Drawing an analogy to a drug-discovery R&D pipeline, Sanghera said the company is focused on building a “very deep pipeline for nanopore products — now, next gen, and the generation after that — the entire continuum of how you might make a nanopore single-molecule sensing system.”
Harvard has been a hotbed of research activity in the area of nanopore sequencing technology. Last year, the university licensed single-molecule nanopore sequencing technology that had been developed by a former professor, Amit Meller, to genotyping company Sequenom, which competes with Oxford Nanotech in a small subset of its business (see BTW, 10/1/2007).
That technology, however, differs from the nanopore technology that Oxford Nanopore is developing in that it is optical-based.
“What Sequenom has is a small carve-out of some of the Harvard IP … for optical nanopore sequencing, so you still have to do the labeling and the optical read,” Sanghera said. “The key is that with our nanopores we basically have the ability to do amplification-free and label-free single-molecule detection. Specifically in the context of sequencing, we don’t need to label the bases or use optical systems, which we believe gives us a real advantage.”
Sanghera added that Meller’s work is “a fantastic piece of science, but we feel we’re one step ahead of that.”
Oxford Nanopore is likely not finished tapping Harvard — or academic labs, in general — to fill its R&D pipeline. Sanghera said that in the coming months the company, which also has licensing agreements with the University of Massachusetts and Texas A&M University, will likely seek out cutting-edge nanopore technologies being developed at other academic institutions.
“Strategically, we’re really trying to develop the brand and have one technology developer for nanopores,” Sanghera said. “We’re really trying to bring together an academic community to deliver nanopore products … and put ourselves in a position where people want to come to us to commercialize their great ideas on nanopore single-molecule sensing.”
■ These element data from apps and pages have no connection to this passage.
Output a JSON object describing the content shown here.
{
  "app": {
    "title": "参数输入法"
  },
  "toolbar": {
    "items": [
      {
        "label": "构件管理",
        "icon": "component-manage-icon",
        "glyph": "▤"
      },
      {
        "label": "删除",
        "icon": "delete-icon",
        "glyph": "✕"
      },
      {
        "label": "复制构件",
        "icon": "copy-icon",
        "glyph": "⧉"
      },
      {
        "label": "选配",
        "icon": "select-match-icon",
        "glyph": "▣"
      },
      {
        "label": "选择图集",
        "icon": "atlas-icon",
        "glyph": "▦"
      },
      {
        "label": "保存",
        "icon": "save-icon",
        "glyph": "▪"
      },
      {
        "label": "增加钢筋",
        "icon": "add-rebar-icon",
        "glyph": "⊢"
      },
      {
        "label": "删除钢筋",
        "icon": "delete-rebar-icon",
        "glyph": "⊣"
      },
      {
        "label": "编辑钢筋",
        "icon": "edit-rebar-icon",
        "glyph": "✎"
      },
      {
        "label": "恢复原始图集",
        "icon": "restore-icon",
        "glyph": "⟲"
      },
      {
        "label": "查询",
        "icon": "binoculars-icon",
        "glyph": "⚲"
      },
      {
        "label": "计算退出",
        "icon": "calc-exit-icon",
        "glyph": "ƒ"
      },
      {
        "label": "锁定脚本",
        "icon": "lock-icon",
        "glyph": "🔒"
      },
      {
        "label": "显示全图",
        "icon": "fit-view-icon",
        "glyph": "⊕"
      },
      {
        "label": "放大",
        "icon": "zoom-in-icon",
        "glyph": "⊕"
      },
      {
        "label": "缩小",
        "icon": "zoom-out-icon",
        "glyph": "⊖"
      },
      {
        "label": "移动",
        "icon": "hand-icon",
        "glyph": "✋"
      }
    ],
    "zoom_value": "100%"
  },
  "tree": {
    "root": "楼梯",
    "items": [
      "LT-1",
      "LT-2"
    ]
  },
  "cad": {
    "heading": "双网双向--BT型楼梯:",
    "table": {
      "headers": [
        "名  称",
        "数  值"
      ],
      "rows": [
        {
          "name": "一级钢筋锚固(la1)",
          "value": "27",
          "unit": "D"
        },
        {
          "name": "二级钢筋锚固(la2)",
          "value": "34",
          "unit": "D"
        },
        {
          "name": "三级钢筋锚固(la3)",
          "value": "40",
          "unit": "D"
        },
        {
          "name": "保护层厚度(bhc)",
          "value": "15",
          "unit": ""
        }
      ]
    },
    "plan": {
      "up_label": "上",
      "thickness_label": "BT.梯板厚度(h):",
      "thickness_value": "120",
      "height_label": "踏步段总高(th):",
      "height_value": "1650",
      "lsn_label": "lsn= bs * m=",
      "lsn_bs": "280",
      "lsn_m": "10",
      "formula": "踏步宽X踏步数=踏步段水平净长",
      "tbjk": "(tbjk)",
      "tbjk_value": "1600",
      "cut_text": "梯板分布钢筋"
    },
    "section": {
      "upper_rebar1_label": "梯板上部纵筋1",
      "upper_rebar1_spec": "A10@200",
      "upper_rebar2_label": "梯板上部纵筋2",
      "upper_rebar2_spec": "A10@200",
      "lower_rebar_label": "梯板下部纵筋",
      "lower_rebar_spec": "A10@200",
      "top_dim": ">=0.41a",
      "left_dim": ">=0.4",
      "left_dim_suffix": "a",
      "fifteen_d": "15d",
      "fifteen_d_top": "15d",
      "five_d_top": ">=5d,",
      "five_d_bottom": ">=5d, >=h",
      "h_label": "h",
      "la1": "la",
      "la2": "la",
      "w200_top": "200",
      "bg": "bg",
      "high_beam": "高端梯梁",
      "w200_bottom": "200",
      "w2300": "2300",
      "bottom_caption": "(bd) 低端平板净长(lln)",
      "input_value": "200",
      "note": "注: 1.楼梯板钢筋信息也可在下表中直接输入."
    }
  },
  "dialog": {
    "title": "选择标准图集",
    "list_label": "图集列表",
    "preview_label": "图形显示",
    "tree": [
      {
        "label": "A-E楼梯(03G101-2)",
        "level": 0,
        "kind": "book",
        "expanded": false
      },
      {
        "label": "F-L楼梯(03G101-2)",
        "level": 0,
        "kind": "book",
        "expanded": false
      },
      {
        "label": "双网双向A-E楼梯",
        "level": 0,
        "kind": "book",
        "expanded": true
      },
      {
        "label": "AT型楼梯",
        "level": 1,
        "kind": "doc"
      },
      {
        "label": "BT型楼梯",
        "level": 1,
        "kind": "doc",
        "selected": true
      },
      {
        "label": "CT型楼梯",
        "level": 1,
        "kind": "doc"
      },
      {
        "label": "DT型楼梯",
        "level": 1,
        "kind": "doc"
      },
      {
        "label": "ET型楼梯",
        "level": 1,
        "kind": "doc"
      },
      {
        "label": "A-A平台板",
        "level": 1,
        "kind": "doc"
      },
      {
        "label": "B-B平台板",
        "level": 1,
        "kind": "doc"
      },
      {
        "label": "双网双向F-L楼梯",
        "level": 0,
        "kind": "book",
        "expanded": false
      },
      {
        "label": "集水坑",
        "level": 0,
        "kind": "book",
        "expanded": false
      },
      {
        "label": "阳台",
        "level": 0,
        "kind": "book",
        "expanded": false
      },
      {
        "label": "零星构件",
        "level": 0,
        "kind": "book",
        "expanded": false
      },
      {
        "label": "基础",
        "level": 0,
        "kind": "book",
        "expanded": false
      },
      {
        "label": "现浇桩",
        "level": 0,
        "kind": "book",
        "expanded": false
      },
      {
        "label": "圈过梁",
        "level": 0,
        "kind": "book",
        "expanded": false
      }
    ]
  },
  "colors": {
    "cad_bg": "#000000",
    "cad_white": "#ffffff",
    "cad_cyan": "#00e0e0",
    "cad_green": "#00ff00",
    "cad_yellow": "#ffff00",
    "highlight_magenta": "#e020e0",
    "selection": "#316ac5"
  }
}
Furthermore, the company maintains collaborative research agreements with both Oxford and Harvard. “We believe in what they are doing, and we see it as groundbreaking, and see that as our research pipeline,” Sanghera said. “We are very much focused on getting our first nanopore products out of the door, but we believe that this platform is going to be revolutionary in a broad range of applications.”